I'm still not sure exactly how it all got organized, but computers turned up where they were needed, and phone extensions appeared in what are usually group-study rooms, heightening my appreciation for the mysterious powers of Goucher's Information Technology department. The admissions, registrar's, and billing offices were thrown together in a computer classroom; one heard far more laughs than complaints, and they had great snacks for visitors. Not a single application got neglected, and emissaries ventured back to Dorsey from time to time in their overcoats to await any lost visitors by the light of battery-powered lanterns. The Communications Office took over the Batza Room, and I spotted Traci Martin, director of the Career Development Office, on a computer work station, elbow-to-elbow with students writing papers. Janet Wiley, vice president for development and alumnae/i affairs, conferred with staff members at a little table in one of the balcony alcoves overlooking the Hyman Forum.
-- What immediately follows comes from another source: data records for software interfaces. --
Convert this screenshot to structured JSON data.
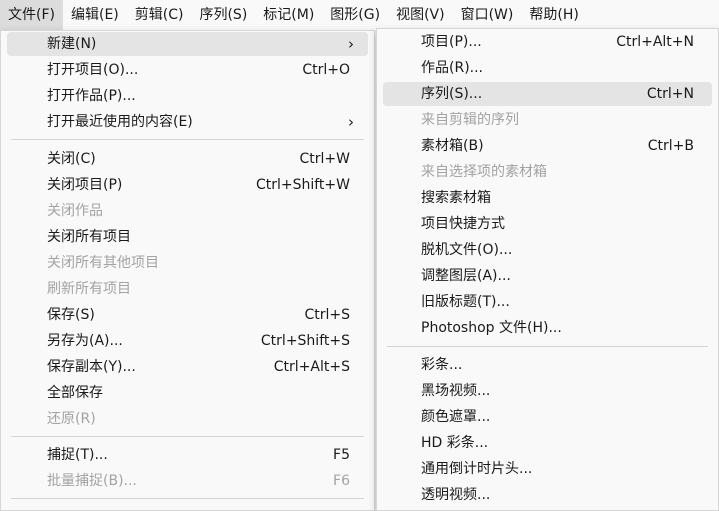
{
  "menubar": [
    {
      "label": "文件(F)"
    },
    {
      "label": "编辑(E)"
    },
    {
      "label": "剪辑(C)"
    },
    {
      "label": "序列(S)"
    },
    {
      "label": "标记(M)"
    },
    {
      "label": "图形(G)"
    },
    {
      "label": "视图(V)"
    },
    {
      "label": "窗口(W)"
    },
    {
      "label": "帮助(H)"
    }
  ],
  "file_menu": {
    "items": [
      {
        "label": "新建(N)",
        "shortcut": "",
        "submenu": true,
        "highlighted": true
      },
      {
        "label": "打开项目(O)...",
        "shortcut": "Ctrl+O"
      },
      {
        "label": "打开作品(P)...",
        "shortcut": ""
      },
      {
        "label": "打开最近使用的内容(E)",
        "shortcut": "",
        "submenu": true
      },
      {
        "label": "关闭(C)",
        "shortcut": "Ctrl+W"
      },
      {
        "label": "关闭项目(P)",
        "shortcut": "Ctrl+Shift+W"
      },
      {
        "label": "关闭作品",
        "shortcut": "",
        "disabled": true
      },
      {
        "label": "关闭所有项目",
        "shortcut": ""
      },
      {
        "label": "关闭所有其他项目",
        "shortcut": "",
        "disabled": true
      },
      {
        "label": "刷新所有项目",
        "shortcut": "",
        "disabled": true
      },
      {
        "label": "保存(S)",
        "shortcut": "Ctrl+S"
      },
      {
        "label": "另存为(A)...",
        "shortcut": "Ctrl+Shift+S"
      },
      {
        "label": "保存副本(Y)...",
        "shortcut": "Ctrl+Alt+S"
      },
      {
        "label": "全部保存",
        "shortcut": ""
      },
      {
        "label": "还原(R)",
        "shortcut": "",
        "disabled": true
      },
      {
        "label": "捕捉(T)...",
        "shortcut": "F5"
      },
      {
        "label": "批量捕捉(B)...",
        "shortcut": "F6",
        "disabled": true
      }
    ]
  },
  "new_submenu": {
    "items": [
      {
        "label": "项目(P)...",
        "shortcut": "Ctrl+Alt+N"
      },
      {
        "label": "作品(R)...",
        "shortcut": ""
      },
      {
        "label": "序列(S)...",
        "shortcut": "Ctrl+N",
        "highlighted": true
      },
      {
        "label": "来自剪辑的序列",
        "shortcut": "",
        "disabled": true
      },
      {
        "label": "素材箱(B)",
        "shortcut": "Ctrl+B"
      },
      {
        "label": "来自选择项的素材箱",
        "shortcut": "",
        "disabled": true
      },
      {
        "label": "搜索素材箱",
        "shortcut": ""
      },
      {
        "label": "项目快捷方式",
        "shortcut": ""
      },
      {
        "label": "脱机文件(O)...",
        "shortcut": ""
      },
      {
        "label": "调整图层(A)...",
        "shortcut": ""
      },
      {
        "label": "旧版标题(T)...",
        "shortcut": ""
      },
      {
        "label": "Photoshop 文件(H)...",
        "shortcut": ""
      },
      {
        "label": "彩条...",
        "shortcut": ""
      },
      {
        "label": "黑场视频...",
        "shortcut": ""
      },
      {
        "label": "颜色遮罩...",
        "shortcut": ""
      },
      {
        "label": "HD 彩条...",
        "shortcut": ""
      },
      {
        "label": "通用倒计时片头...",
        "shortcut": ""
      },
      {
        "label": "透明视频...",
        "shortcut": ""
      }
    ]
  }
}
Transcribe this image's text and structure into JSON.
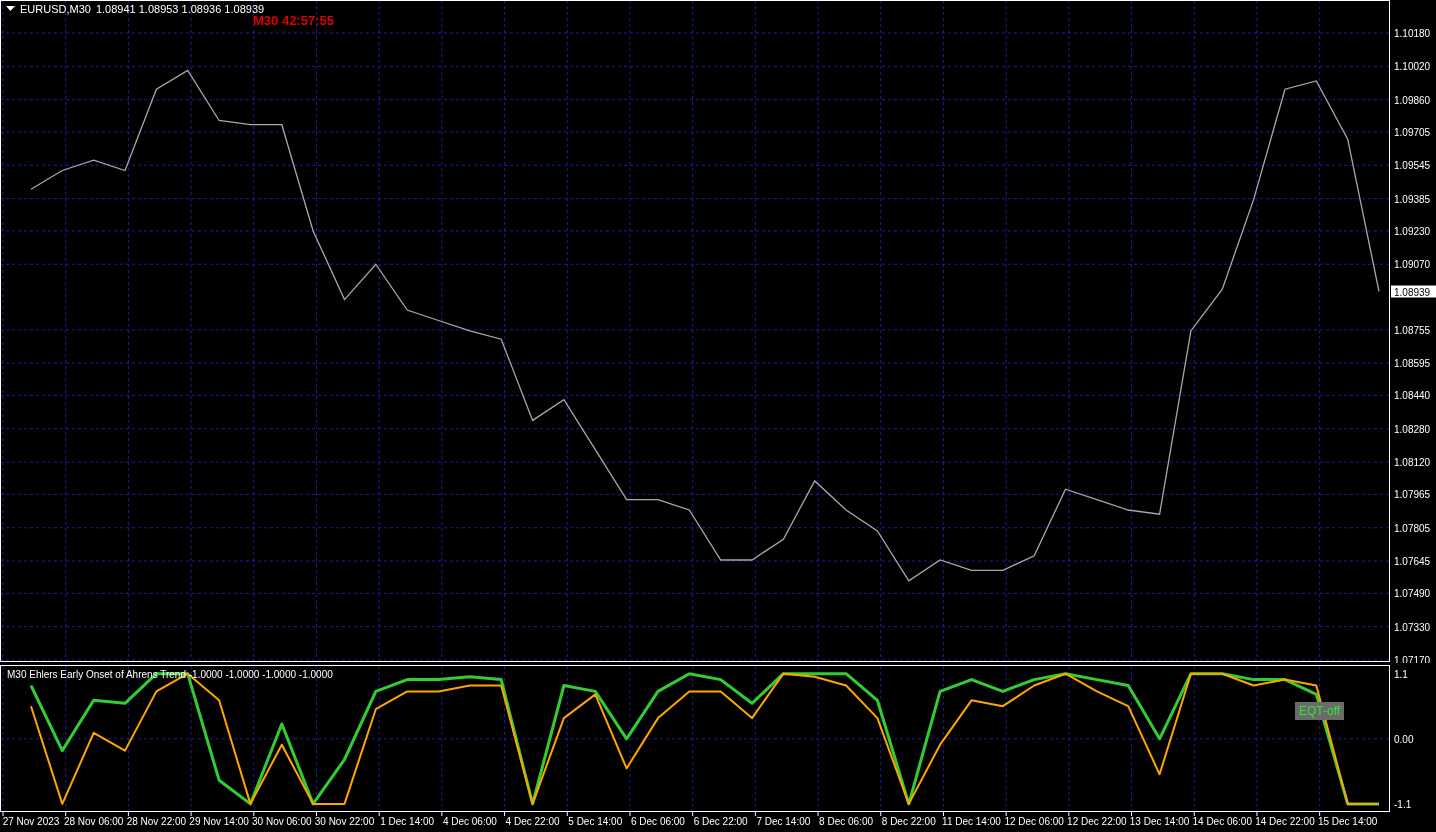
{
  "chart_header": {
    "symbol": "EURUSD,M30",
    "ohlc": "1.08941 1.08953 1.08936 1.08939"
  },
  "timer": "M30 42:57:55",
  "price_chart": {
    "current_price": "1.08939",
    "chart_data": {
      "type": "line",
      "grid": true,
      "series": [
        {
          "color": "#a8a8a8",
          "values": [
            1.0943,
            1.0952,
            1.0957,
            1.0952,
            1.0991,
            1.1,
            1.0976,
            1.0974,
            1.0974,
            1.0923,
            1.089,
            1.0907,
            1.0885,
            1.088,
            1.0875,
            1.0871,
            1.0832,
            1.0842,
            1.0818,
            1.0794,
            1.0794,
            1.0789,
            1.0765,
            1.0765,
            1.0775,
            1.0803,
            1.0789,
            1.0779,
            1.0755,
            1.0765,
            1.076,
            1.076,
            1.0767,
            1.0799,
            1.0794,
            1.0789,
            1.0787,
            1.0875,
            1.0895,
            1.0938,
            1.0991,
            1.0995,
            1.0967,
            1.08939
          ]
        }
      ],
      "ylim": [
        1.0717,
        1.1018
      ],
      "yticks": [
        {
          "value": 1.1018,
          "label": "1.10180"
        },
        {
          "value": 1.1002,
          "label": "1.10020"
        },
        {
          "value": 1.0986,
          "label": "1.09860"
        },
        {
          "value": 1.09705,
          "label": "1.09705"
        },
        {
          "value": 1.09545,
          "label": "1.09545"
        },
        {
          "value": 1.09385,
          "label": "1.09385"
        },
        {
          "value": 1.0923,
          "label": "1.09230"
        },
        {
          "value": 1.0907,
          "label": "1.09070"
        },
        {
          "value": 1.08755,
          "label": "1.08755"
        },
        {
          "value": 1.08595,
          "label": "1.08595"
        },
        {
          "value": 1.0844,
          "label": "1.08440"
        },
        {
          "value": 1.0828,
          "label": "1.08280"
        },
        {
          "value": 1.0812,
          "label": "1.08120"
        },
        {
          "value": 1.07965,
          "label": "1.07965"
        },
        {
          "value": 1.07805,
          "label": "1.07805"
        },
        {
          "value": 1.07645,
          "label": "1.07645"
        },
        {
          "value": 1.0749,
          "label": "1.07490"
        },
        {
          "value": 1.0733,
          "label": "1.07330"
        },
        {
          "value": 1.0717,
          "label": "1.07170"
        }
      ]
    }
  },
  "indicator": {
    "title": "M30 Ehlers Early Onset of Ahrens Trend -1.0000 -1.0000 -1.0000 -1.0000",
    "button": "EQT-off",
    "chart_data": {
      "type": "line",
      "grid": true,
      "categories": [
        "27 Nov 2023",
        null,
        "28 Nov 06:00",
        null,
        "28 Nov 22:00",
        null,
        "29 Nov 14:00",
        null,
        "30 Nov 06:00",
        null,
        "30 Nov 22:00",
        null,
        "1 Dec 14:00",
        null,
        "4 Dec 06:00",
        null,
        "4 Dec 22:00",
        null,
        "5 Dec 14:00",
        null,
        "6 Dec 06:00",
        null,
        "6 Dec 22:00",
        null,
        "7 Dec 14:00",
        null,
        "8 Dec 06:00",
        null,
        "8 Dec 22:00",
        null,
        "11 Dec 14:00",
        null,
        "12 Dec 06:00",
        null,
        "12 Dec 22:00",
        null,
        "13 Dec 14:00",
        null,
        "14 Dec 06:00",
        null,
        "14 Dec 22:00",
        null,
        "15 Dec 14:00",
        null
      ],
      "series": [
        {
          "color": "#32cd32",
          "values": [
            0.9,
            -0.2,
            0.65,
            0.6,
            1.1,
            1.1,
            -0.7,
            -1.1,
            0.25,
            -1.1,
            -0.35,
            0.8,
            1.0,
            1.0,
            1.05,
            1.0,
            -1.1,
            0.9,
            0.8,
            0,
            0.8,
            1.1,
            1.0,
            0.6,
            1.1,
            1.1,
            1.1,
            0.65,
            -1.1,
            0.8,
            1.0,
            0.8,
            1.0,
            1.1,
            1.0,
            0.9,
            0,
            1.1,
            1.1,
            1.0,
            1.0,
            0.75,
            -1.1,
            -1.1
          ]
        },
        {
          "color": "#ffa500",
          "values": [
            0.55,
            -1.1,
            0.1,
            -0.2,
            0.8,
            1.1,
            0.65,
            -1.1,
            -0.1,
            -1.1,
            -1.1,
            0.5,
            0.8,
            0.8,
            0.9,
            0.9,
            -1.1,
            0.35,
            0.75,
            -0.5,
            0.35,
            0.8,
            0.8,
            0.35,
            1.1,
            1.05,
            0.9,
            0.35,
            -1.1,
            -0.1,
            0.65,
            0.55,
            0.9,
            1.1,
            0.8,
            0.55,
            -0.6,
            1.1,
            1.1,
            0.9,
            1.0,
            0.9,
            -1.1,
            -1.1
          ]
        }
      ],
      "ylim": [
        -1.22,
        1.23
      ],
      "yticks": [
        {
          "value": 1.1,
          "label": "1.1"
        },
        {
          "value": 0,
          "label": "0.00"
        },
        {
          "value": -1.1,
          "label": "-1.1"
        }
      ]
    }
  }
}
And so it went. As far as I can tell, Gail Edmonds, the dean of students, and Michael O'Leary, vice president for enrollment management, rode circuit, taking up issues literally as they found them. Laurie Burton-Graham, our general counsel, and her colleague, Barbara Stob, lawyered on the run. When classes were officially canceled on Thursday (the same day of the week that had already been hit by prior snow- and ice-induced closings or late starts), enterprising faculty members improvised or simply communicated with their students online while new cables were being installed. Alice's Restaurant, meanwhile, was jammed. And in the Forum, at various times there was a study-abroad fair, club rush, and some capoeira dancing.

As for me, I was diverted early in the week by meetings in Washington, DC, for our Landmark Athletic Confer­ence and the National Association of Independent Colleges and Universities. But then I set myself up in the Kurtz Seminar Room on the fourth level of the library stacks, just off the Fisher-Comp­ton Stairway, where I worked in a kind of commune with Leimbach, Phizacklea, and Wendy Belzer Litzke, vice president for government and community rela­tions. It may not have been the most productive week of the year for any of us, but it was full of spontaneous, en­lightening encounters for students, fac­ulty, and staff. The whole week was like a second opening of the Athenaeum-a winter festival that we never could have planned.

So what is the moral of the story? That a power outage can be fun? Not exactly. Perhaps it is that compared to what many people in the world have to put up with in their daily lives, our little "crisis" was quite minor. That people too numerous to mention here performed magnificently. And that Goucher is an even greater, more adaptive community than we knew.